A little outside of town up a hill, we went to the yellow Fuerte Museo San Jose del Alto, which overlooked the Gulf of Mexico. The fort even had a drawbridge and I loved the rounded turrets.

The rest of the day was one of my husband’s favorite times of the trip. We sat in a seafood restaurant on the water drinking, playing cards and eating the best free fish ceviche for whole afternoon. We had the restaurant to ourselves so were able to watch the cormorants fishing nearby and soak in the atmosphere for as long as we wanted.

Next stop was inland to Merida. Merida was hot. So hot, that my husband felt sick. So sick, that he didn’t have the strength to protest when I got ripped off by a Mayan hammock seller that we had met in a café. He took us back to his shop and sold me a bracelet and an overpriced picture after I flat out refused to buy a hammock for a ridiculous price. At the time I figured it was the lesser of two evils, but I still got scammed in the end.

After this disappointing episode, I ate the largest burrito I have ever seen and we retired to the air conditioning of a Frida themed hotel.

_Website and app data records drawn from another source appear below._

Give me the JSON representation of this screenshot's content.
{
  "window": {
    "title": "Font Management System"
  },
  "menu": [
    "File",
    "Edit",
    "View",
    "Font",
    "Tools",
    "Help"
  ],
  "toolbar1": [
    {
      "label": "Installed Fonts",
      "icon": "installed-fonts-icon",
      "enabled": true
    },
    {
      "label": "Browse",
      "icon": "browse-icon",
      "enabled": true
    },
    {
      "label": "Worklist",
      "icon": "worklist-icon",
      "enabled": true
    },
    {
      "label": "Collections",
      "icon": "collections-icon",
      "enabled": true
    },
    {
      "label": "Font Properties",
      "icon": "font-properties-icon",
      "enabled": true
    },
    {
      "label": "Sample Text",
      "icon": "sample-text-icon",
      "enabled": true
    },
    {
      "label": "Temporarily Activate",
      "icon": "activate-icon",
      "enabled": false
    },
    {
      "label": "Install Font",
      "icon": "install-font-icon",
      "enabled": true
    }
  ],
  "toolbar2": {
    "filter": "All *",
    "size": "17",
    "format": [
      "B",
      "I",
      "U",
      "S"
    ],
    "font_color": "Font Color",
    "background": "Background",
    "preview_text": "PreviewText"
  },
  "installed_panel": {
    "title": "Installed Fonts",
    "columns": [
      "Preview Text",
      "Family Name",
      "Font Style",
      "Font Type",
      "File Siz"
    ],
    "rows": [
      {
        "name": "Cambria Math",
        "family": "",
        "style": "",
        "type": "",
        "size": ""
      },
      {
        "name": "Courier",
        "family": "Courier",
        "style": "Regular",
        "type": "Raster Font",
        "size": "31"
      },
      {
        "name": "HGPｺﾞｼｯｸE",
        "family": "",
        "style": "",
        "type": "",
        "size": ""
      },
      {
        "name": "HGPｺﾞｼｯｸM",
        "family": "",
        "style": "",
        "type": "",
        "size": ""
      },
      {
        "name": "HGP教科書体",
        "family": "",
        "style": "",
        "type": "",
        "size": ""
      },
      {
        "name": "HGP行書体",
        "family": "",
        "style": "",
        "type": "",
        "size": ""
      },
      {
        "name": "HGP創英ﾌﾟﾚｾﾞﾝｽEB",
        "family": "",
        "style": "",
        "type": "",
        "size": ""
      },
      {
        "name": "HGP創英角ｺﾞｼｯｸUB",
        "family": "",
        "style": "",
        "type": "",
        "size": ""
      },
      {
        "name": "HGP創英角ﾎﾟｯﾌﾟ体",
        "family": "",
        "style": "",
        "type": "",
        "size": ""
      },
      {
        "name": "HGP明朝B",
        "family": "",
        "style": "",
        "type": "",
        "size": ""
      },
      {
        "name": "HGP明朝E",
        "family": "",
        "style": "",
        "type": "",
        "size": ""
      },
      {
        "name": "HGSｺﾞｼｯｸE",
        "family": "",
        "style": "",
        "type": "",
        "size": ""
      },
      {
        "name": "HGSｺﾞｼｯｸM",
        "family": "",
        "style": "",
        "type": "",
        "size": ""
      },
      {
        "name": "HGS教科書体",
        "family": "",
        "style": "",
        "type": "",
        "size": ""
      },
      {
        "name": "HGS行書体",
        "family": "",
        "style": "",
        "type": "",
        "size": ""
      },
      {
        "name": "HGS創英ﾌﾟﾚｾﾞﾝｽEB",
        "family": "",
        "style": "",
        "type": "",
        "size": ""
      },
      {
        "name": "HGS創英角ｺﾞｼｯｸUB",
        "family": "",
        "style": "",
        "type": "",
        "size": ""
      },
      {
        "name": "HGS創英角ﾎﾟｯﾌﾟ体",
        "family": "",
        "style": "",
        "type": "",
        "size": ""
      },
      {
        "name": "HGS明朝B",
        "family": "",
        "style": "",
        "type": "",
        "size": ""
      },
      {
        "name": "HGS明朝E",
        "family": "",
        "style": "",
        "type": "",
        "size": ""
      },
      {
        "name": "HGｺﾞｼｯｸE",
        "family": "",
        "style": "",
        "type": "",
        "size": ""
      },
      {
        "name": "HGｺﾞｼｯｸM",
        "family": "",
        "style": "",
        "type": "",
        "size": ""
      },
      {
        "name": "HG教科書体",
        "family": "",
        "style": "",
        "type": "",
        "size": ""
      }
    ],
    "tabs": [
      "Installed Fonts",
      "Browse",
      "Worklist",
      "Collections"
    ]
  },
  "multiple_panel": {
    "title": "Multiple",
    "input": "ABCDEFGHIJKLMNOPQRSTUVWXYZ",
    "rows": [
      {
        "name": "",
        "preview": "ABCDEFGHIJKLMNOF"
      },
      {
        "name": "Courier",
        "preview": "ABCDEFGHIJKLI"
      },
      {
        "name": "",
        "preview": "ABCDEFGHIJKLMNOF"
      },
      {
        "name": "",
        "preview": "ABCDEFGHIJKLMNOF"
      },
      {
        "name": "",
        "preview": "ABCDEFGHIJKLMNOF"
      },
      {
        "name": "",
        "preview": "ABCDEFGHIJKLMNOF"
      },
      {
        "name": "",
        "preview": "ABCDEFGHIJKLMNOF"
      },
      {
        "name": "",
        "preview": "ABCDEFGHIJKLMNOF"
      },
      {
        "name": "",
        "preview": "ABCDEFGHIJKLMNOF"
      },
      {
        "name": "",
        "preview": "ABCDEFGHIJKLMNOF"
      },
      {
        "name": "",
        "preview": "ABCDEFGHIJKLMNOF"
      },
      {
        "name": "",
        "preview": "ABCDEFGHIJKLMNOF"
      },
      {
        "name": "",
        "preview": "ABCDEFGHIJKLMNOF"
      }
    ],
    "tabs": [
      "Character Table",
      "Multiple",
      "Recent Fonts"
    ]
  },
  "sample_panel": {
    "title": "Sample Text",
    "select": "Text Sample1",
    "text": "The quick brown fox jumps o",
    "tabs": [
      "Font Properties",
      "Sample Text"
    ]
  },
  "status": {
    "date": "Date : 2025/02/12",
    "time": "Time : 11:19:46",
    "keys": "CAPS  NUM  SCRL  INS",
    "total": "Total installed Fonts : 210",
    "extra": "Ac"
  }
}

The next day, we discovered that cruise ship visitors had invaded the city. So after a quick spin around the main plaza with it’s Cathedral, the old Bishops residence and the red city hall with black and white checkered balcony, we left as soon as possible.

My highlight was the discovery of some interesting modern murals inside the green Government offices at the top of a large staircase that ran from the courtyard.

I never realized how much of a coastal dweller I was until I was in the middle of the Mexican heat of Merida. I longed for the relief of a sea breeze once again, but first it was off to the to see the desert ruins of Chichen Itza.

Related posts: Palenque, 2011, Oaxaca, 2011, Mexico City, 2011

Split and Zadar, 2010

The bus to Split was a necessity as no boats were running up the coastline in the off season.  Nevertheless, my husband and I saw some of Croatia’s larger islands along the way as well as a walled fort. We even went through Bosnia, as the country owns an area of seafront along the coast.

Split turned out to be my favourite spot in Croatia. We spent hours drinking and people watching on the Riva and enjoyed every second. The seafront overlooked the port where you could catch a ferry to Italy, but not in the off season. This was becoming a bit of a theme for our trip.

The main attraction in Split was the Diocletian Palace which had a busy market in its basement halls where I bought a pair of earrings that go with everything. We emerged at ground level to see the roman ruins in Peristil Square and the Cathedral of St Dominus. Working our way around the old town we found the silver, golden and iron gates that mark the boundaries of the palace.

We found the main street, Paplice Palace and the tall rounded vestibule. We went inside one of the palace houses and to Vocni square. I found Narondi square most interesting with its mix of old, semi-old and new palaces surrounding the square. Out the back of back Diocletian Palace was a huge statue of a wizard called the Gregorius of Nin and the modern Grgura Ninskoy garden fountain.

It was fun wandering through the side streets of Split and I was pleased to discover that they had a Zara on Marmontova St, just past the Republike Prokurative square. We enjoyed many Italian style dinners and loved the little local guest house that we stayed in on a back street.

Zadar, our next stop, seemed very bizarre. We stayed in Villa Hresc on the lakeside and took a sunset walk into the old town. The main square had the Cathedral of St Anastasia, the round Church of St Donat and roman ruins. We also found the watch tower in Narodni square. My favourite was 5 wells square and shopping at the Mango shop that we found down a side street.

The city is more recently famous for its outdoor nightclubs like The Garden. Also new is the sun salutation and sea organ, which made louder noises as the waves from a passing cruise ship hit the instrument. We found the new seafront nearby and the ferry terminal where of course there were no boats running.

And so, the next day we caught the bus to Pag Island. I was starting to think we were never going to be able to never going to be able to get on a boat!

Related posts: Dubrovnik, 2010, Destination Thailand, 2010